Breaker of Chains is a long episode. It spends most of its duration with lengthy scenes, which is good, since it further expounds some of the events in the story. It might be a bad thing too though, since it could leave people disgust at the sight of watching sequences which aren’t really fascinating. It also has its moments. Tyrion’s final dialogue with his squire Podrick Payne struck multiple chords to my heart. It defines just how deep their relationship is, and how it means to our favorite imp. Daenerys’ arrival at Meereen also ends at a strong note(but not as impactul as her previous exploits). It may not involve Dragons burning walls, or armies sacking a city, but this shows just how efficient she is as an invader by letting the city’s slaves decide for their fate rather than force them to take a path. And don’t get me started at how Daario finished off their champion quite easily. It was a great sequence for my end.

And then there’s this scene involving twins Cersei and Jaime Lannister. The one-handed Kingslayer seemingly consoles his beloved in the Sept after all the events that unfolded. Shortly, we witness him raping her in front of Joffrey’s corpse, much to the disgust of some viewers. This ellicits mixed opinions regarding this segment, and the way it should have been handled. It differed drastically from A Storm of Swords, wherein this particular moment was treated as consentual and intimate. To be honest, this further complicates how their twisted relationship should be conceived, more especially now that the status quo has changed after his return.

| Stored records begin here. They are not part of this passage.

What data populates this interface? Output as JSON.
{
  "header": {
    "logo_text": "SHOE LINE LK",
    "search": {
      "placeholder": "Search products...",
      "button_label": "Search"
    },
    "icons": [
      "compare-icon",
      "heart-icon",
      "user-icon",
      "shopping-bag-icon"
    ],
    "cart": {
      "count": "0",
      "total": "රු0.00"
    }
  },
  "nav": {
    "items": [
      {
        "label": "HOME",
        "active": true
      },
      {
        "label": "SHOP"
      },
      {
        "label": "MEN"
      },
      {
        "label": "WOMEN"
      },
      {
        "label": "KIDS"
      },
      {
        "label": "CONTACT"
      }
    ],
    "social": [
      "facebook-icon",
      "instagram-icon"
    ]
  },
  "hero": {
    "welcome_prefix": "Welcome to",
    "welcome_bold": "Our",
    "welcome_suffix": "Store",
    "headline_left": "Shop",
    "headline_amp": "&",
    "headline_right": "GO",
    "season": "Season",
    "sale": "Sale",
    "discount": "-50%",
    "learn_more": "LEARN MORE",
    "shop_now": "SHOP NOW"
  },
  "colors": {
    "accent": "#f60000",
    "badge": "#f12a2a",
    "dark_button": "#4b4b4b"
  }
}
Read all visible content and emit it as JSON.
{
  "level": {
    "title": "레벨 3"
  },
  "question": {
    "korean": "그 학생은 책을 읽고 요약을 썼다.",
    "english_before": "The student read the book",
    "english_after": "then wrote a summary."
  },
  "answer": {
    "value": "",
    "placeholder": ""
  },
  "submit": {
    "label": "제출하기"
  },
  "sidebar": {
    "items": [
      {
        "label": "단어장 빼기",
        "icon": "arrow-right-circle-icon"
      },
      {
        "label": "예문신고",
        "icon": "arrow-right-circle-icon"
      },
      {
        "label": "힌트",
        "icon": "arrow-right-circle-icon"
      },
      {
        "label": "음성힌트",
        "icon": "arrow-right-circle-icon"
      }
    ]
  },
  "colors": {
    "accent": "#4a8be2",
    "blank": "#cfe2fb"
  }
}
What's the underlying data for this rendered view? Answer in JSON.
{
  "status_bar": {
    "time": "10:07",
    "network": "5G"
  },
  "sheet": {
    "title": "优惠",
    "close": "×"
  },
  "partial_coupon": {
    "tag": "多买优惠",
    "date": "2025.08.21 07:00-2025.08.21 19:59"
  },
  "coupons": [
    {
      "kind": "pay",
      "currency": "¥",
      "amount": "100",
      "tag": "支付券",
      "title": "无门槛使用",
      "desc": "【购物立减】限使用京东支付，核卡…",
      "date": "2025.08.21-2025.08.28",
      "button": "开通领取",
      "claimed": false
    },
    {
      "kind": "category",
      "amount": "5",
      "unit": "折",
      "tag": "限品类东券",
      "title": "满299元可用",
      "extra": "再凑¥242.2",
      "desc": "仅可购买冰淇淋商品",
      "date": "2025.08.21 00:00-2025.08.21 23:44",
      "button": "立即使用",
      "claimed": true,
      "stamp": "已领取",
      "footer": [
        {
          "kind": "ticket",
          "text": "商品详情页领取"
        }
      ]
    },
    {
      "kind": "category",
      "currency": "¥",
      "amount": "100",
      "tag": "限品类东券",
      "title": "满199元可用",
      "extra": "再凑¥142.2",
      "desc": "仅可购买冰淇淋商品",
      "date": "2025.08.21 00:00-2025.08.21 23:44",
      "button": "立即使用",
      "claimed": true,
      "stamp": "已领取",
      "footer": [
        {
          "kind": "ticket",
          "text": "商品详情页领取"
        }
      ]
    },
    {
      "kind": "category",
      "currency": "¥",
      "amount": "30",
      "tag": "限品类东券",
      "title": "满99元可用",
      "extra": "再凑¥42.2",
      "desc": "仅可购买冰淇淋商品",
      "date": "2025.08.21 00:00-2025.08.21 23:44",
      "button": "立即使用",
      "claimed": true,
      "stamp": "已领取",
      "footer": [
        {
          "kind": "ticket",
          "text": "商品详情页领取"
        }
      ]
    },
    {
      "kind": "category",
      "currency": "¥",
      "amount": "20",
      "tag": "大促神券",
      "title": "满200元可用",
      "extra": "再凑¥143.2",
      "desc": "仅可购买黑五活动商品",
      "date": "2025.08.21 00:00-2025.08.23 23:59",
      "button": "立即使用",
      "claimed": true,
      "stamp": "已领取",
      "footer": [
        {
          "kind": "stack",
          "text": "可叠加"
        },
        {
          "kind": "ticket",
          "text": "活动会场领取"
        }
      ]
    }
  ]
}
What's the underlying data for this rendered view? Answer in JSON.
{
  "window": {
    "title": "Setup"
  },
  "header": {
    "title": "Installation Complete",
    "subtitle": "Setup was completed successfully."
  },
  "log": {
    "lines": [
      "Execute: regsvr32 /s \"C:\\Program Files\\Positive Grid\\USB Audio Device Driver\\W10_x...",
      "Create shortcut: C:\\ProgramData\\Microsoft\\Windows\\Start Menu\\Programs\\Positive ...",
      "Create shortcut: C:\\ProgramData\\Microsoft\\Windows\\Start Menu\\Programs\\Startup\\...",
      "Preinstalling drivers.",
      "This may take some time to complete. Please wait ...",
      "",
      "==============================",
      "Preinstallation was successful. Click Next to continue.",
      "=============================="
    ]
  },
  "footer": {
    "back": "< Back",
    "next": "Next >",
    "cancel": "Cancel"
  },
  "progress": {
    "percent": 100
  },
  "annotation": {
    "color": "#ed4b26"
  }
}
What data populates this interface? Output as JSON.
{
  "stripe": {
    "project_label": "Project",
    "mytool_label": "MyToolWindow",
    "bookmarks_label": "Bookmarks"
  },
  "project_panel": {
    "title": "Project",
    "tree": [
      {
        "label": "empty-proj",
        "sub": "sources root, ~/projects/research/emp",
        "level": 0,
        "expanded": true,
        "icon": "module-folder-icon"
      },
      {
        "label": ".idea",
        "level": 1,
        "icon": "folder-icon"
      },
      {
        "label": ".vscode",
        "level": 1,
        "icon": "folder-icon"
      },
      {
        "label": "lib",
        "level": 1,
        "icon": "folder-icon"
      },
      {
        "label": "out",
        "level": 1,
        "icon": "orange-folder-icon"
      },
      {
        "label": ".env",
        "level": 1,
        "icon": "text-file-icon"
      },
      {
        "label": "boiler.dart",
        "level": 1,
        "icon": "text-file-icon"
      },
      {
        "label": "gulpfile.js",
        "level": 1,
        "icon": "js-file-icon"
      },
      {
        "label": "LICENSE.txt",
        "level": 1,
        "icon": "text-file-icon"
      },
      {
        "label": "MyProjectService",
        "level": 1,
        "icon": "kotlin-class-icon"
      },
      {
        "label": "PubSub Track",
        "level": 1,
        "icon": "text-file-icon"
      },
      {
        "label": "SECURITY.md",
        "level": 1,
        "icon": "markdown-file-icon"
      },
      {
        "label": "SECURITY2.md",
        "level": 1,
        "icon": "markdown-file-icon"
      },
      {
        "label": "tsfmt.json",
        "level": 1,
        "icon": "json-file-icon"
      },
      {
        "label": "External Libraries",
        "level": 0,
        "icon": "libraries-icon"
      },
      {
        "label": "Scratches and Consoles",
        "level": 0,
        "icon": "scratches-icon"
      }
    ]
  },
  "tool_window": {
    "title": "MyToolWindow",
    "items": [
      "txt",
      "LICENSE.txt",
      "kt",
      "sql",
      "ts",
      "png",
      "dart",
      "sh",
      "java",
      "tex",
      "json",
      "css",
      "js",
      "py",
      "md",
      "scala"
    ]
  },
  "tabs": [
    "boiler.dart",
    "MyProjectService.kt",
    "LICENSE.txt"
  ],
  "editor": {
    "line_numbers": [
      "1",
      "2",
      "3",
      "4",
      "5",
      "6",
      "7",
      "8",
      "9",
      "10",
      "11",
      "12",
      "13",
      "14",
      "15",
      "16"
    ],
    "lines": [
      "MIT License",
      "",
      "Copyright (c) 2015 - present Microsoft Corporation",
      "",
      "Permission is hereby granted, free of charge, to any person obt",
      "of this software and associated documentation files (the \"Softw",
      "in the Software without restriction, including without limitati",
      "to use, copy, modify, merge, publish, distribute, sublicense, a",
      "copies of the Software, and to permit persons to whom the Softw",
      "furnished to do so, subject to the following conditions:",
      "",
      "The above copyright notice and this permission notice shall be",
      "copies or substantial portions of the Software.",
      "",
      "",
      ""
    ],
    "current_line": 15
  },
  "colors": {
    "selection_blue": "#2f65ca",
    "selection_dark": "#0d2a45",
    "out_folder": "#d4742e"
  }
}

Here’s my take, and I’ll try to be as neutral as it gets: This rape scene is a double edged sword. Sure, it is a shocker. Sure, it may depict just how hungry Jaime is for Cersei and how strong his affection would be. But nothing changes the fact that whenever someone resists – either verbally or physically – someone from making love, it could be perceived as rape. Sure, Cersei might have spoken differently while showing otherwise with her movements. Sure, there were slight changes with the words delivered during that scene. But still, nothing could adorn the meaning of the said crime, no matter how its intensity goes. Another thing I’d like to point out is that it could wreck out two seasons worth of character development for Jaime, now that everyone has began rooting for him. But then, we’ll never know its repercussions until the next few episodes, and we’re yet to find out if they can redeem the Kingslayer out of this predicament.

One of our contributors, Patti Dizon also shared her take regarding this episode and the infamous rape scene:

I just hate how they did the unnecessary changes. They have done so well with Jaime’s character development, partly because of Brienne. People were starting to overlook the fact that he has regular sex with his sister and the fact that he threw a child(Bran) out of the window – which made him a cripple in the process. He’s on the road to redeem himself after losing his sword hand, and now what? Only to drop the bomb that he’ll rape the one person he loves the most – in a strange way. Rape is rape. Apparently, that’s the line that even a fan isn’t willing to cross for a character. It makes me wonder as to how they’ll get Jaime out of this. Also, I find Daenerys’ plot running in a slow pace. 

In conclusion, Breaker of Chains had its moments(some, a bit unneccessary). It might by lengthy in terms of prose, but it still delivers a push for the story to go on.

7.5 catapults out of 10.


Catch us next week as we review another episode of Game of Thrones. Click here for a preview of the next episode, ‘Oathkeeper.’ Enjoy!

Yuri Mangahas

Yuri is magnanimously juggling between two managerial jobs: A technical manager position for an advertising/copy-writing company, and an associate editorial position for a fashion and lifestyle magazine. Nevertheless, he still finds time taking photos and seeking for geek nirvana.